Part I. Language Acquisition: 1. Ontogeny of language Nubou Masataka; 2. Caregiver's speech Toshiki Murase and Tamiko Ogura; 3. The intrinsic linkage between gesture and speech in the prelinguistic stage Keiko Ejiri and Nobuko Uchida; 4. Infant speech perception Akiko Hayashi; 5. Phonological acquisition Mitsuhiko Ohta; 6. Mechanism of lexical development: implications from Japanese children's word learning Mutsumi Imai; 7. The acquisition of nouns and verbs in Japanese Yuriko Oshima-Takane; 8. The acquisition of verbal nouns Yutaka Sato and Yoshi Yamashita; 9. The acquisition of Japanese numeral classifiers Kasumi Yamamoto; 10. The acquisition of case markers Hiromi Morikawa; 11. The acquisition of tense and aspect Yasuhiro Shirai; 12. On the origin of children's errors: the case of Japanese negation and direct passive Tetsuya Sano; 13. Binding theory in UG and first language acquisition of Japanese Barbara Lust; 14. The acquisition of the particles, 'ne', 'yo' and 'no' Haruko Minegishi Cook; 15. The acquisition of linguistic politeness in Japanese Keiko Nakamura; 16. Children's narrative structures Masahiko Minami; 17. Memory talk and testimony in children Makiko Naka; 18. Developmental dyslexia Jun Yamada; 19. Japanese sign language Takashi Torigoe; 20. The role of an innate acquisition device in second language acquisition Kazue Kanno; 21. Japanese, the grammar of reflexives, and second language acquisition Margaret Thomas; 22. Processes in L2 Japanese sentence production Noriko Iwasaki; 23. Development of lexical competence among second-language readers Keiko Koda; 24. Reading in Japanese as a second language Yukie Horiba; 25. International code-switching in Japanese and English Miwa Nishimura; Part II. Language Processing: 26. Phonetic and phonological organizations of speech in Japanese Haruo Kubozono; 27. Speech segmentation by Japanese listeners: its language-specificity and language-universality Takashi Otake; 28. Prosody in sentence processing Jennifer Venditti; 29. Speech errors Yasushi Terao; 30. Effects of word properties on Japanese sentence processing Tadahisa Kondo and Reiko Mazuka; 31. Orthographic processing Hirofumi Saito; 32. Lexical access Taeko Wydell; 33. Incrementality in Japanese sentence processing Yuki Kamide; 34. Processing alternative word orders Edson Miyamoto; 35. Processing of relative clauses in Japanese: coping with multiple ambiguities Yuki Hirose; 36. Processing of empty categories in Japanese Tsutomu Sakamoto; 37. Difficulty of certain sentence constructions in comprehension Mineharu Nakayama, Shravan Vashisth and Richard L. Lewis; 38. Reading and working memory Mariko Osaka; 39. Sentence production in Japanese Hiroko Yamashita and Franklin Chang; 40. Neural basis of syntactic processing in Japanese Hiroko Hagiwara; 41. The competition model Yoshinori Sasaki and Brian McWhinney; 42. Connectionist models Michiro Negishi; 43. Computational linguistics Masayuki Asahara, Yasuharu Den and Yuji Matsumoto; 44. Language and gesture as a single communicative system Nobuhiro Furuyama.
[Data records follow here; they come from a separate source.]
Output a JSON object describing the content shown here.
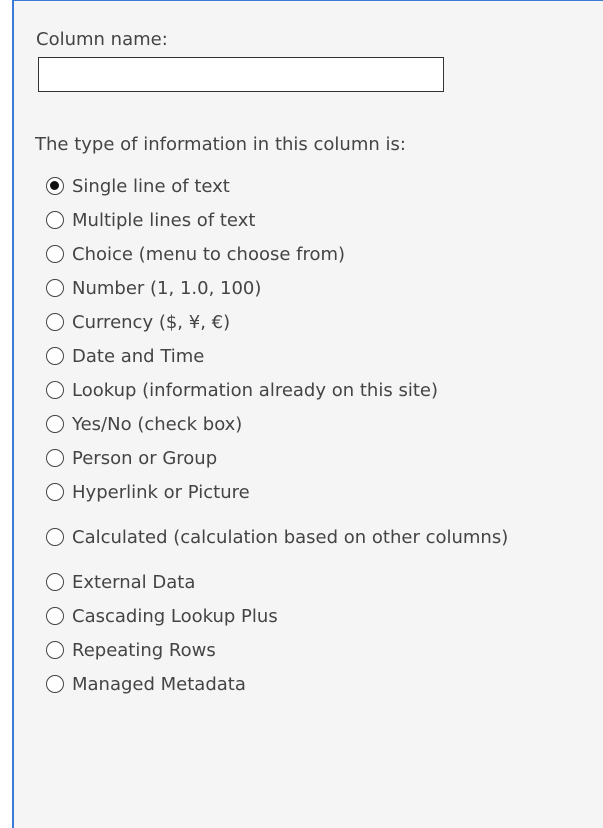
{
  "column_name": {
    "label": "Column name:",
    "value": "",
    "placeholder": ""
  },
  "type_section": {
    "label": "The type of information in this column is:",
    "selected": "Single line of text",
    "options": [
      {
        "label": "Single line of text",
        "checked": true
      },
      {
        "label": "Multiple lines of text",
        "checked": false
      },
      {
        "label": "Choice (menu to choose from)",
        "checked": false
      },
      {
        "label": "Number (1, 1.0, 100)",
        "checked": false
      },
      {
        "label": "Currency ($, ¥, €)",
        "checked": false
      },
      {
        "label": "Date and Time",
        "checked": false
      },
      {
        "label": "Lookup (information already on this site)",
        "checked": false
      },
      {
        "label": "Yes/No (check box)",
        "checked": false
      },
      {
        "label": "Person or Group",
        "checked": false
      },
      {
        "label": "Hyperlink or Picture",
        "checked": false
      },
      {
        "label": "Calculated (calculation based on other columns)",
        "checked": false
      },
      {
        "label": "External Data",
        "checked": false
      },
      {
        "label": "Cascading Lookup Plus",
        "checked": false
      },
      {
        "label": "Repeating Rows",
        "checked": false
      },
      {
        "label": "Managed Metadata",
        "checked": false
      }
    ]
  },
  "colors": {
    "panel_background": "#f5f5f5",
    "panel_border": "#3a7bd5",
    "text": "#444444"
  }
}
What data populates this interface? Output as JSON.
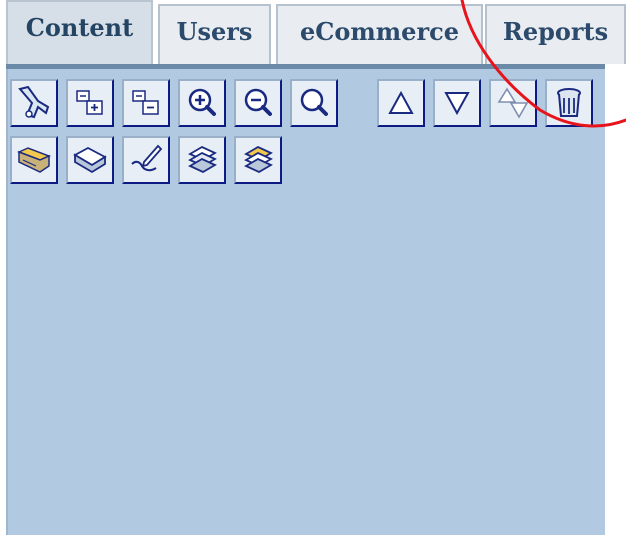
{
  "tabs": [
    {
      "id": "content",
      "label": "Content",
      "active": true
    },
    {
      "id": "users",
      "label": "Users",
      "active": false
    },
    {
      "id": "ecommerce",
      "label": "eCommerce",
      "active": false
    },
    {
      "id": "reports",
      "label": "Reports",
      "active": false
    }
  ],
  "toolbar": {
    "row1": [
      "cut-icon",
      "expand-all-icon",
      "collapse-all-icon",
      "zoom-in-icon",
      "zoom-out-icon",
      "search-icon",
      "move-up-icon",
      "move-down-icon",
      "sort-icon",
      "delete-icon"
    ],
    "row2": [
      "open-folder-icon",
      "book-icon",
      "edit-icon",
      "copy-icon",
      "paste-icon"
    ]
  },
  "colors": {
    "panel_background": "#b1c9e1",
    "tab_text": "#2c4a6b",
    "button_border": "#0c1b83",
    "annotation": "#e8141c"
  }
}
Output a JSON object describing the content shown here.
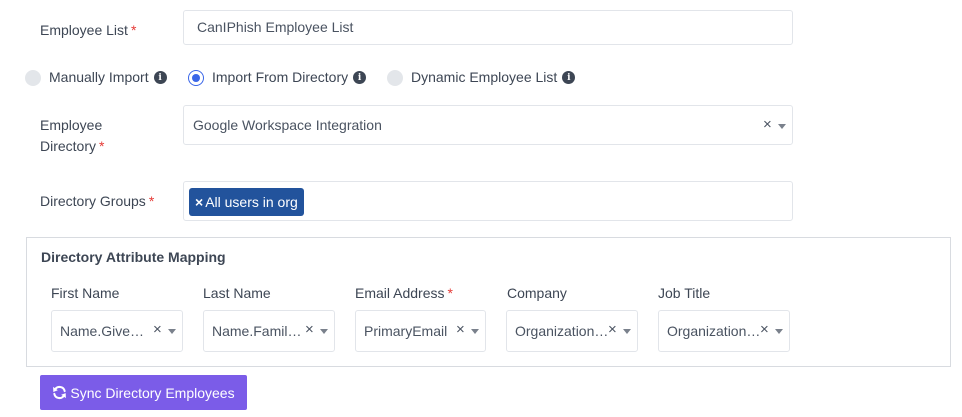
{
  "employee_list": {
    "label": "Employee List",
    "required_mark": "*",
    "value": "CanIPhish Employee List"
  },
  "import_options": [
    {
      "label": "Manually Import",
      "selected": false,
      "info_icon": "info-icon"
    },
    {
      "label": "Import From Directory",
      "selected": true,
      "info_icon": "info-icon"
    },
    {
      "label": "Dynamic Employee List",
      "selected": false,
      "info_icon": "info-icon"
    }
  ],
  "employee_directory": {
    "label_line1": "Employee",
    "label_line2": "Directory",
    "required_mark": "*",
    "value": "Google Workspace Integration",
    "clear_glyph": "×"
  },
  "directory_groups": {
    "label": "Directory Groups",
    "required_mark": "*",
    "tags": [
      {
        "remove_glyph": "×",
        "label": "All users in org"
      }
    ]
  },
  "mapping": {
    "title": "Directory Attribute Mapping",
    "columns": [
      {
        "label": "First Name",
        "required": false,
        "value": "Name.Given…"
      },
      {
        "label": "Last Name",
        "required": false,
        "value": "Name.Family…"
      },
      {
        "label": "Email Address",
        "required": true,
        "required_mark": "*",
        "value": "PrimaryEmail"
      },
      {
        "label": "Company",
        "required": false,
        "value": "Organization.…"
      },
      {
        "label": "Job Title",
        "required": false,
        "value": "Organization.…"
      }
    ],
    "clear_glyph": "×"
  },
  "sync_button": {
    "label": "Sync Directory Employees",
    "icon": "sync-icon",
    "color": "#7b5ce8"
  },
  "colors": {
    "accent": "#3a66e8",
    "tag": "#22539c",
    "required": "#e53935"
  }
}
Ping Li is Associate Professor of Psychology at the University of Richmond. Mineharu Nakayama is Associate Professor in the Department of East Asian Languages and Literatures, The Ohio State University. Reiko Mazuka is Head of the Laboratory for Language Development at the RIKEN Brain Science Institute, Japan, and also Associate Professor in the Department of Psychology, Duke University. Yasuhiro Shirai is Professor of Linguistics in the Department of Linguistics at the University of Pittsburgh.
'It is particularly of great use to those who wish to get acquainted with the range of psycholinguistic research concerned with these languages and/or to examine how (language-)specific phenomena are discussed from the psycholinguistic point of view.' Language